In Honoured Memory of
Who lost their lives in World War II 1939 -1940
South Canterbury, New ZealandGenWeb Project
26 April 2008 Timaru Herald
About 100 people attended the 10:30am service in Cave yesterday at the Cave Hall then walked to the top of the hill to lay the wreaths. The service at Cave had extra significance this year because there is only one returned servicemen left from Cave.
27191, Private Alfred Cuthbert AYMES, Canterbury Infantry
Regiment, 17th reinforcements, J Company, NZEF Killed in action, Ypres, Belgium,
Oct 12, 1917, aged 32 years

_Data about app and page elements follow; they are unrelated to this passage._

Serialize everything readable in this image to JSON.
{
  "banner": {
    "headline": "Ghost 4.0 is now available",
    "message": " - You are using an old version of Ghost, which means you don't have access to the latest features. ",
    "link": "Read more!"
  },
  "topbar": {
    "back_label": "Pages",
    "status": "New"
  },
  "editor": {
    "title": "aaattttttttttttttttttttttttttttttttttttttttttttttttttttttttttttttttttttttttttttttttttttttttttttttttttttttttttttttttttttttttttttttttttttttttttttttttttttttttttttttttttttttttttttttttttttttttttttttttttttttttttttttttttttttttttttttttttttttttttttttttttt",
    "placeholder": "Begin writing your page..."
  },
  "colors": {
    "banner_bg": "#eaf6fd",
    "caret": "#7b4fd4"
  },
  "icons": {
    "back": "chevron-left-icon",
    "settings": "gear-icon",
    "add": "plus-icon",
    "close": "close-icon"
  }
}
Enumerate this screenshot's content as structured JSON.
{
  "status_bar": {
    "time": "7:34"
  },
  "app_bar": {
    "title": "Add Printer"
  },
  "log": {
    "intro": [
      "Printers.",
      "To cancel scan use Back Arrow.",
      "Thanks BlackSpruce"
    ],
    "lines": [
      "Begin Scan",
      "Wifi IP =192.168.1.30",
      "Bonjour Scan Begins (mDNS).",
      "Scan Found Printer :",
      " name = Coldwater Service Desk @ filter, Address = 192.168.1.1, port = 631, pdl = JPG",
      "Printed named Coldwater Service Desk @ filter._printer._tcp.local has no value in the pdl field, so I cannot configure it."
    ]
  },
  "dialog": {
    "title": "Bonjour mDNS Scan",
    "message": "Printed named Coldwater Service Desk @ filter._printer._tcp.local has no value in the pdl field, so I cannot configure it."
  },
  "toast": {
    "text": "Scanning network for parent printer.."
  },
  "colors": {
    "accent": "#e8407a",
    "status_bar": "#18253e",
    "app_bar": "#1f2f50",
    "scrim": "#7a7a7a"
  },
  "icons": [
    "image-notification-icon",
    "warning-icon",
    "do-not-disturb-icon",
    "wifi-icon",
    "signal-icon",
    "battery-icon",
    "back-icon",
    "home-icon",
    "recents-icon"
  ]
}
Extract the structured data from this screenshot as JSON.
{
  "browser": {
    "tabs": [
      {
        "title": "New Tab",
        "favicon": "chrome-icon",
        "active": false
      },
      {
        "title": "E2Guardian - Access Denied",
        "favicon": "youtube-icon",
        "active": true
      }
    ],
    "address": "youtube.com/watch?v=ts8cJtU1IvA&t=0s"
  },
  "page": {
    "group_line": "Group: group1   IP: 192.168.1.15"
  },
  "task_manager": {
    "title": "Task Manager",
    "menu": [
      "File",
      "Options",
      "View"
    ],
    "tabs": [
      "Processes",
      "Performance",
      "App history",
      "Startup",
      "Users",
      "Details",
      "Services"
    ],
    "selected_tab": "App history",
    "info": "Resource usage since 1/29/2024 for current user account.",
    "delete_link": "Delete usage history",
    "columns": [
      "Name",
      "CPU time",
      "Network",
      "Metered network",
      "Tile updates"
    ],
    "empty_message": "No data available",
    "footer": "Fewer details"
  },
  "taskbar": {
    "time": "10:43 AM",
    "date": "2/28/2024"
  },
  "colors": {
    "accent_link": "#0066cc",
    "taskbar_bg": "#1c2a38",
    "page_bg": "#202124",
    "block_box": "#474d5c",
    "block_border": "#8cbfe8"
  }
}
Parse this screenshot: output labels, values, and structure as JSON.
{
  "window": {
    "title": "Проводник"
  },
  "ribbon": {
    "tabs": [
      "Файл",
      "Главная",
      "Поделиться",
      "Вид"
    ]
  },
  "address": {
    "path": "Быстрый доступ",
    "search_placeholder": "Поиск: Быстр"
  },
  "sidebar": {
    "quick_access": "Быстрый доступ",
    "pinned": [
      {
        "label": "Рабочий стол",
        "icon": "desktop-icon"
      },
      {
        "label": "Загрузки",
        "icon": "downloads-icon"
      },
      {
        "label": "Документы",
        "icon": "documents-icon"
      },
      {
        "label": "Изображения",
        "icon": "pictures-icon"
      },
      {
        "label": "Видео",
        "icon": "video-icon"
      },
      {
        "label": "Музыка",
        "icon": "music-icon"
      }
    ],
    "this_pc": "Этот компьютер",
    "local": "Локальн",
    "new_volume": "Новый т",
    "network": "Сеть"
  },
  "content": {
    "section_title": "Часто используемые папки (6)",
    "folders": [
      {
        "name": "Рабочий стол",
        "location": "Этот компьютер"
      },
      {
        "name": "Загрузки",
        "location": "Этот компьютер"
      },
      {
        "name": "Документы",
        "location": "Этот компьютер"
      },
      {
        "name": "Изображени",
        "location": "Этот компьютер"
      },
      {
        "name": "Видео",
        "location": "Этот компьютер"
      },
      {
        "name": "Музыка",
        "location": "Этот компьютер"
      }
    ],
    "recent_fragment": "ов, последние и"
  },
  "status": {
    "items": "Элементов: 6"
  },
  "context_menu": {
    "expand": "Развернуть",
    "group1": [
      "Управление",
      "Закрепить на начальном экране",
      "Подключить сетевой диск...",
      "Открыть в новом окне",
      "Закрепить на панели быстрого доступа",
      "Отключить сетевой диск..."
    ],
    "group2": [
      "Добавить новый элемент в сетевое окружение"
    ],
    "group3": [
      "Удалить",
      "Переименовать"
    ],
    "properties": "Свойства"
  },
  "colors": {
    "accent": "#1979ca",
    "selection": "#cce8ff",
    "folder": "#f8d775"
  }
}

Alfred was born October 5, 1885 at Kirwee, son of Alfred and Elizabeth Amyes, Motukaika, Cave. He had attended the Templeton School and prior to his enlistment he was self employed. He enlisted in Timaru on April 29, 1916. Described as: weight 140lb, chest 32 inches, 5 foot 8 1/2 inches tall, of dark and fair complexion, eyes grey and hair brown. Alfred served in New Zealand from May 31, 1916 until September 24, 1916. He left Wellington on 25 September 1916 on the Devon with the 17th reinforcements for Devonport, England and arrived in France, December 1916. He suffered two bouts of sickness in 1917, one serious enough to require staying in hospital in England for five months. He returned to France in September and was killed in action less than a month later at Ypres, Belgium. Alfred was buried at Passchendaele Belle Veu Speer by Rev J.A. Leish on October 13, 1917 and is also remembered on on Tyne Cot Memorial. Alfred’s war medals, scroll and plaque were sent to his father, Mr Alfred Amyes, at Cave.
25 April 2014